▶ Task goal: Give back each line of the data exactly as it reads, minus the pictures.

··· Excerpted records

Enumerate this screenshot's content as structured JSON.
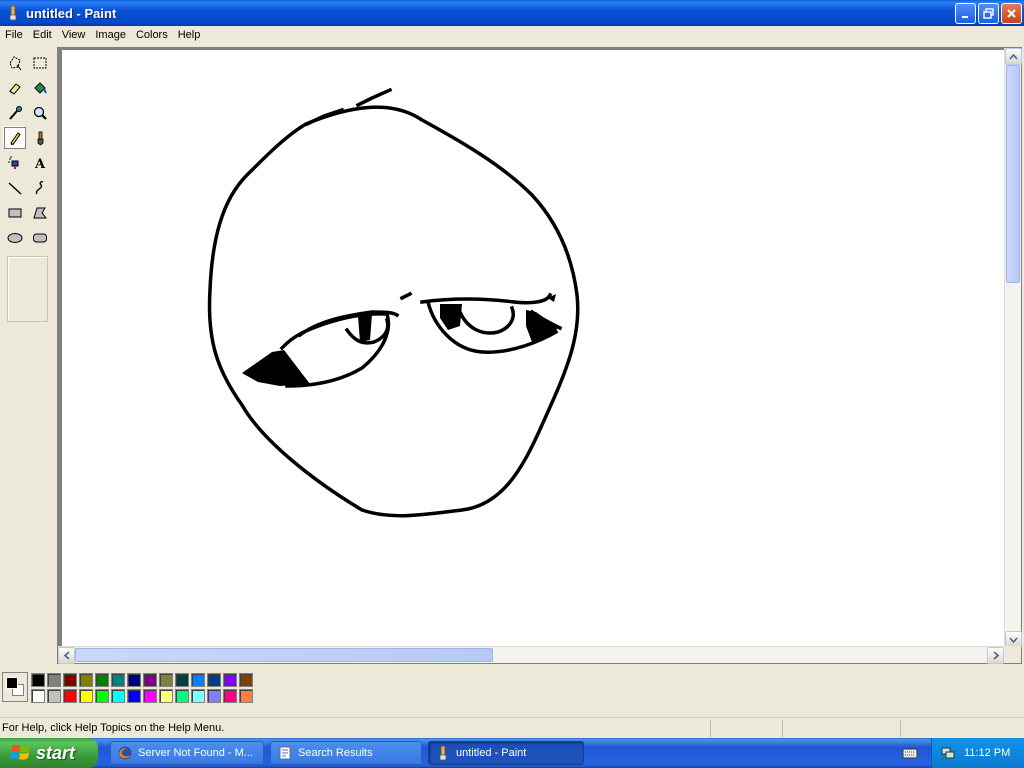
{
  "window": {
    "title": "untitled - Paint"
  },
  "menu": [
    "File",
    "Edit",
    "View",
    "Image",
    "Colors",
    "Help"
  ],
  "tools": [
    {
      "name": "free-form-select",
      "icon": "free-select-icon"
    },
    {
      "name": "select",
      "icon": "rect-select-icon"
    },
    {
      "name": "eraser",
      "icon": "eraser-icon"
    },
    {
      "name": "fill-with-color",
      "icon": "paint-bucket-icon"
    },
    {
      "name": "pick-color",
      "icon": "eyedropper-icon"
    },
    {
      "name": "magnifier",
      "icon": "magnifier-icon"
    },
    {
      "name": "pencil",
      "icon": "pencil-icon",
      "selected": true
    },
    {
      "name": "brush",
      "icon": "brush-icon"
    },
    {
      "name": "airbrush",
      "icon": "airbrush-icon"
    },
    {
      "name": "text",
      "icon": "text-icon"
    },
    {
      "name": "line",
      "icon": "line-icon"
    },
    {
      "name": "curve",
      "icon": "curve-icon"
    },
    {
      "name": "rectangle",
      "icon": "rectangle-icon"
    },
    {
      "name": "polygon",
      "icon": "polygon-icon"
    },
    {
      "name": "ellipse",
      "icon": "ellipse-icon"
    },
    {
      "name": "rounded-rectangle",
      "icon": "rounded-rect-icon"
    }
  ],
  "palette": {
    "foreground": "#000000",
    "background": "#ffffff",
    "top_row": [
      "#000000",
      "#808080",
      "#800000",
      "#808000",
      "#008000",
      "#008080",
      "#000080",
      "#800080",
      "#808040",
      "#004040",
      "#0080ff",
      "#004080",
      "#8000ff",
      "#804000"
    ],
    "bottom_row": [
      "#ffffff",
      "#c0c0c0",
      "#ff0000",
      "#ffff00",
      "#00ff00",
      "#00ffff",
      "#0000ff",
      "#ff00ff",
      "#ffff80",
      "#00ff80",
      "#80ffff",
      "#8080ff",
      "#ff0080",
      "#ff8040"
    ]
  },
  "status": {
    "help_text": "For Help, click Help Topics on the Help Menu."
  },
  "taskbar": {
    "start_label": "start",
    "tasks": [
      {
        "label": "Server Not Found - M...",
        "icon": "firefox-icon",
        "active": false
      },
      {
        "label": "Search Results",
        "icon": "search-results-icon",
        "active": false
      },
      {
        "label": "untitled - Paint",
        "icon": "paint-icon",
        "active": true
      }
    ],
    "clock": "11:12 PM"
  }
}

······

▶ Solved problem:
Enumerate this screenshot's content as structured JSON.
{
  "window": {
    "title": "untitled - Paint"
  },
  "menu": [
    "File",
    "Edit",
    "View",
    "Image",
    "Colors",
    "Help"
  ],
  "tools": [
    {
      "name": "free-form-select",
      "icon": "free-select-icon"
    },
    {
      "name": "select",
      "icon": "rect-select-icon"
    },
    {
      "name": "eraser",
      "icon": "eraser-icon"
    },
    {
      "name": "fill-with-color",
      "icon": "paint-bucket-icon"
    },
    {
      "name": "pick-color",
      "icon": "eyedropper-icon"
    },
    {
      "name": "magnifier",
      "icon": "magnifier-icon"
    },
    {
      "name": "pencil",
      "icon": "pencil-icon",
      "selected": true
    },
    {
      "name": "brush",
      "icon": "brush-icon"
    },
    {
      "name": "airbrush",
      "icon": "airbrush-icon"
    },
    {
      "name": "text",
      "icon": "text-icon"
    },
    {
      "name": "line",
      "icon": "line-icon"
    },
    {
      "name": "curve",
      "icon": "curve-icon"
    },
    {
      "name": "rectangle",
      "icon": "rectangle-icon"
    },
    {
      "name": "polygon",
      "icon": "polygon-icon"
    },
    {
      "name": "ellipse",
      "icon": "ellipse-icon"
    },
    {
      "name": "rounded-rectangle",
      "icon": "rounded-rect-icon"
    }
  ],
  "palette": {
    "foreground": "#000000",
    "background": "#ffffff",
    "top_row": [
      "#000000",
      "#808080",
      "#800000",
      "#808000",
      "#008000",
      "#008080",
      "#000080",
      "#800080",
      "#808040",
      "#004040",
      "#0080ff",
      "#004080",
      "#8000ff",
      "#804000"
    ],
    "bottom_row": [
      "#ffffff",
      "#c0c0c0",
      "#ff0000",
      "#ffff00",
      "#00ff00",
      "#00ffff",
      "#0000ff",
      "#ff00ff",
      "#ffff80",
      "#00ff80",
      "#80ffff",
      "#8080ff",
      "#ff0080",
      "#ff8040"
    ]
  },
  "status": {
    "help_text": "For Help, click Help Topics on the Help Menu."
  },
  "taskbar": {
    "start_label": "start",
    "tasks": [
      {
        "label": "Server Not Found - M...",
        "icon": "firefox-icon",
        "active": false
      },
      {
        "label": "Search Results",
        "icon": "search-results-icon",
        "active": false
      },
      {
        "label": "untitled - Paint",
        "icon": "paint-icon",
        "active": true
      }
    ],
    "clock": "11:12 PM"
  }
}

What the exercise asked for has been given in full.